• WHAT THE TASK REQUIRES:
Print the complete set of entries exactly.
---------- SUPPLIED RECORDS ----------
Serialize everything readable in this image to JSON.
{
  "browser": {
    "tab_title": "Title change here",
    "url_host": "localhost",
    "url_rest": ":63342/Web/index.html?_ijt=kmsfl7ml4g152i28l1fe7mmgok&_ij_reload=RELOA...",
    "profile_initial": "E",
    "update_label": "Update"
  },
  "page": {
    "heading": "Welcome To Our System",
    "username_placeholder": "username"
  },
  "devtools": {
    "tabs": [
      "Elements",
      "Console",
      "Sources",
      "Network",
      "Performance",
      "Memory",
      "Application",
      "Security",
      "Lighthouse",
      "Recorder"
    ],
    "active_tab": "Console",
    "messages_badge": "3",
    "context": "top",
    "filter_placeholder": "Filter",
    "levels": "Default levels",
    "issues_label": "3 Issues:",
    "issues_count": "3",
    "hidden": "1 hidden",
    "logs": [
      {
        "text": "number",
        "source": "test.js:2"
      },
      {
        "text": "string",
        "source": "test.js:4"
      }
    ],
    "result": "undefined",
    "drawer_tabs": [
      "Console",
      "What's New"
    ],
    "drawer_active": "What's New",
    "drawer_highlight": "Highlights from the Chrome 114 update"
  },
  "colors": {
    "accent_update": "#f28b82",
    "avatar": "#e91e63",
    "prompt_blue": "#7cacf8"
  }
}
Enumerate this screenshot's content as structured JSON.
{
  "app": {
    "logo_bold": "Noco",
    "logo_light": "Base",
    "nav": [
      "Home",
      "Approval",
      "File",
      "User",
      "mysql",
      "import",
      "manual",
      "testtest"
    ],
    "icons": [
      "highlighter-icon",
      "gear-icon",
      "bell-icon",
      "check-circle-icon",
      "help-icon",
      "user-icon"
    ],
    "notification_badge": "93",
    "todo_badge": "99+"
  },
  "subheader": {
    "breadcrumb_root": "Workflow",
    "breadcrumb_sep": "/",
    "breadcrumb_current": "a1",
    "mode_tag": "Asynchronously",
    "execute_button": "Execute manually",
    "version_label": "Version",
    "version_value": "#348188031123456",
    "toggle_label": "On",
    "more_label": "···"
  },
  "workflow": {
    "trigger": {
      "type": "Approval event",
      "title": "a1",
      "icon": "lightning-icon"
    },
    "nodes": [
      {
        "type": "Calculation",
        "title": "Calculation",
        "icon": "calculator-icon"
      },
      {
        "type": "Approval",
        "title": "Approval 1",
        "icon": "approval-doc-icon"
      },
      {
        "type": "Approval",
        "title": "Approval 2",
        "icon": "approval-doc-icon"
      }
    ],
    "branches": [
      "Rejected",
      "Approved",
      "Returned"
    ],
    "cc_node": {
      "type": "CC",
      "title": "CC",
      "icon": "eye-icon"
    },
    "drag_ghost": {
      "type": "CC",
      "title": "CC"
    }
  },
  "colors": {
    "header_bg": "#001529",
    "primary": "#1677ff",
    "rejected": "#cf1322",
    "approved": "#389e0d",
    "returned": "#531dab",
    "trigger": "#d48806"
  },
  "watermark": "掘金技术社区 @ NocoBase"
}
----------
• RESPONSE AREA:
Serialize everything readable in this image to JSON.
{
  "browser": {
    "tab_title": "Title change here",
    "url_host": "localhost",
    "url_rest": ":63342/Web/index.html?_ijt=kmsfl7ml4g152i28l1fe7mmgok&_ij_reload=RELOA...",
    "profile_initial": "E",
    "update_label": "Update"
  },
  "page": {
    "heading": "Welcome To Our System",
    "username_placeholder": "username"
  },
  "devtools": {
    "tabs": [
      "Elements",
      "Console",
      "Sources",
      "Network",
      "Performance",
      "Memory",
      "Application",
      "Security",
      "Lighthouse",
      "Recorder"
    ],
    "active_tab": "Console",
    "messages_badge": "3",
    "context": "top",
    "filter_placeholder": "Filter",
    "levels": "Default levels",
    "issues_label": "3 Issues:",
    "issues_count": "3",
    "hidden": "1 hidden",
    "logs": [
      {
        "text": "number",
        "source": "test.js:2"
      },
      {
        "text": "string",
        "source": "test.js:4"
      }
    ],
    "result": "undefined",
    "drawer_tabs": [
      "Console",
      "What's New"
    ],
    "drawer_active": "What's New",
    "drawer_highlight": "Highlights from the Chrome 114 update"
  },
  "colors": {
    "accent_update": "#f28b82",
    "avatar": "#e91e63",
    "prompt_blue": "#7cacf8"
  }
}
Enumerate this screenshot's content as structured JSON.
{
  "app": {
    "logo_bold": "Noco",
    "logo_light": "Base",
    "nav": [
      "Home",
      "Approval",
      "File",
      "User",
      "mysql",
      "import",
      "manual",
      "testtest"
    ],
    "icons": [
      "highlighter-icon",
      "gear-icon",
      "bell-icon",
      "check-circle-icon",
      "help-icon",
      "user-icon"
    ],
    "notification_badge": "93",
    "todo_badge": "99+"
  },
  "subheader": {
    "breadcrumb_root": "Workflow",
    "breadcrumb_sep": "/",
    "breadcrumb_current": "a1",
    "mode_tag": "Asynchronously",
    "execute_button": "Execute manually",
    "version_label": "Version",
    "version_value": "#348188031123456",
    "toggle_label": "On",
    "more_label": "···"
  },
  "workflow": {
    "trigger": {
      "type": "Approval event",
      "title": "a1",
      "icon": "lightning-icon"
    },
    "nodes": [
      {
        "type": "Calculation",
        "title": "Calculation",
        "icon": "calculator-icon"
      },
      {
        "type": "Approval",
        "title": "Approval 1",
        "icon": "approval-doc-icon"
      },
      {
        "type": "Approval",
        "title": "Approval 2",
        "icon": "approval-doc-icon"
      }
    ],
    "branches": [
      "Rejected",
      "Approved",
      "Returned"
    ],
    "cc_node": {
      "type": "CC",
      "title": "CC",
      "icon": "eye-icon"
    },
    "drag_ghost": {
      "type": "CC",
      "title": "CC"
    }
  },
  "colors": {
    "header_bg": "#001529",
    "primary": "#1677ff",
    "rejected": "#cf1322",
    "approved": "#389e0d",
    "returned": "#531dab",
    "trigger": "#d48806"
  },
  "watermark": "掘金技术社区 @ NocoBase"
}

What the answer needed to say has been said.